  • A jarring cut in the music as Frank is looking at the young Harmonica
  • When Frank is stumbling forward from being shot with the blue sky above him, the broken harmonica ‘Death Rattle’ plays throughout, instead of just when the harmonica is placed in his mouth and falling over stone dead.

I’ve viewed the International Cut numerous times and the extensions/alternations stuck out with a sore thumb. These aren’t all of them but the more glaring examples just to give you and if you include it in comparsion your visitors a good idea about just how much is included.

I haven’t compared it with the above mentioned detailed and illustrated Schnittberichte.com link, but you could do:
http://schnittberichte.com/schnittbericht.php?ID=4208

Judging to the screenshots, the Paramount version looks much better.[/quote]


(Stanton) #4

There are basically 2 versions.

  1. The theatrical version with a runtime of 165 min (158 min on a Pal DVD). I still think this is the director’s cut, the cut which was approved by Leone. I have seen it a dozen times at cinema, but in exactly this version it was never released on DVD.

  2. A longer cut of 177 min (170 Pal) which was released on DVD in Italy only and was at first restored or compiled or whatever in the early 90s. I’m still not sure where this long version was “found” and what Leone had to do with it.

The Paramount DVD is basically #1 with a superfluous extra scene showing Harmonica nursing his wounds on the railway station. Basically cause it was compiled from the English master which suffers from several minor cuts. There is about 1 min missing alone in the first 13 min just before the Harmonica nursing scene.

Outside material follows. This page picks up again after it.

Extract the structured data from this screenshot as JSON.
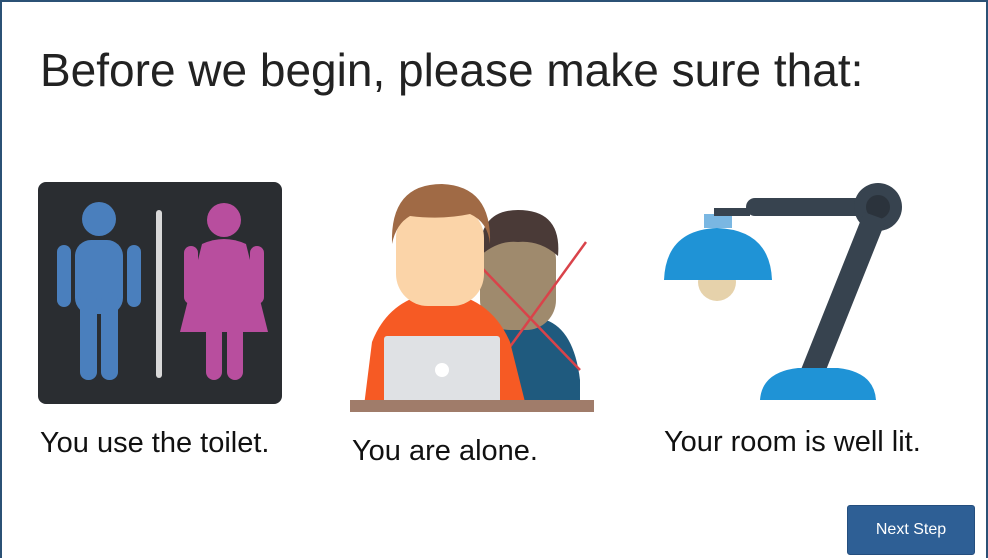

The 2nd Italian DVD (160 min Pal) is also #1, but now here is also the nursing scene included (which damages the film a bit imo, but only a very small bit).

So these 2 DVDs should have the same length, but haven’t, cause of the slightly different English master, and it seems that the differences are summing up to over 2 min.

It seems we will never again get rid of this stupid nursing scene.


(diabolik) #5

Thanks for clearing this out… I knew that you lot were the right ones to ask!!! :wink:
/D


(Stanton) #6

Diabolik, could you check how long the first scene is on the Mondo Home DVD up to the nursing scene?

Paramount: 12’14 min (without the Paramount logo)

CVC long version: 13’59 min

That’s a 1’45 difference.

And which runtime had your old Danish VHS. Was the nursing scene in it?


(diabolik) #7

No Paramount logo in the MHE-release… After 12’32 mins. it cuts from Woody Strode hitting the deck to close-up on windmill
Difference MHE- and CVC-release: 1’27 mins.

Danish ex-rental (without including the Paramount logo)… 155’21 mins + 0’44 secs (only black screen and music) = 156’05 mins.
If you by ‘nursing scene’ means the scene where Bronson wakes up after the shootout and uses the jacket as a sling for supporting his arm, then yes, it’s also in the danish vhs release!
/D


(Stanton) #8

Tsk, then things are more complicated than I thought, as there are much more deviating versions around.

In my copy (taped from TV) of the German theatrical version the 1st scene lasts for 13’20 min. 26 sec shorter than the CVC and 66 sec longer than the Paramount. And obviously also different from the MHE.

What the hell …

Anyway it’s a masterpiece in any of all these versions.